Counterbalance 17: Public Enemy - 'It Takes a Nation of Millions to Hold Us Back'

Hip-hop makes its debut on the Big List with Public Enemy’s meaty, beaty manifesto, and all the jealous punks can’t stop the dunk. Counterbalance’s Klinger and Mendelsohn give it a listen.


Sondre Lerche and the Art of Radical Sincerity

"It feels strange to say it", says Norwegian pop artist Sondre Lerche about his ninth studio album, "but this is the perfect time for Patience. I wanted this to be something meaningful in the middle of all that's going on."


How the Template for Modern Combat Journalism Developed

The superbly researched Journalism and the Russo-Japanese War tells readers how Japan pioneered modern techniques of propaganda and censorship in the Russo-Japanese War.


From Horrifying Comedy to Darkly Funny Horror: Bob Clark Films

What if I told you that the director of one of the most heartwarming and beloved Christmas movies of all time is the same director as probably the most terrifying and disturbing yuletide horror films of all time?

Collapse Expand Reviews

Collapse Expand Features
PM Picks
Collapse Expand Pm Picks

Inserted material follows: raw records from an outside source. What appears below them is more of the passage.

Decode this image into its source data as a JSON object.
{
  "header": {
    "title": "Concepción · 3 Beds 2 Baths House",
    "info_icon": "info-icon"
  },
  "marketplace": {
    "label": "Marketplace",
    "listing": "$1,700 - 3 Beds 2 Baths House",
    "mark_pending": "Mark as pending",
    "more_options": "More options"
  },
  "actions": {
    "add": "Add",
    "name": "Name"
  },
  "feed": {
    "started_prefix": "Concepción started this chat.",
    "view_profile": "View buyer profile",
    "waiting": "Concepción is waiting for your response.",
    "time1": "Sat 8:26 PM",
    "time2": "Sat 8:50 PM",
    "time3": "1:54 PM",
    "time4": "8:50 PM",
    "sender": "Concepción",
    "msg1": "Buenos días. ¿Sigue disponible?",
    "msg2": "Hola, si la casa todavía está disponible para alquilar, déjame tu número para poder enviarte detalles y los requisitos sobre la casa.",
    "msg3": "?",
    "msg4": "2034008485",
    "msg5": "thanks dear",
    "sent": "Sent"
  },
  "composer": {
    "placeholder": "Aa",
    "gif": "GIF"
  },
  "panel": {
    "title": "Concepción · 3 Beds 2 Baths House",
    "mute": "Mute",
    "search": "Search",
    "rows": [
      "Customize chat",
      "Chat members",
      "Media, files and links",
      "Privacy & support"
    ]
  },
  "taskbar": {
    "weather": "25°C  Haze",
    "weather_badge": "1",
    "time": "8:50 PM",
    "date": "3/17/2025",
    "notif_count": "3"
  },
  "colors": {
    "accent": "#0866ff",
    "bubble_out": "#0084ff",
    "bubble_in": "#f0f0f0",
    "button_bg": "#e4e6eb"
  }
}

© 1999-2020 All rights reserved.
PopMatters is wholly independent, women-owned and operated.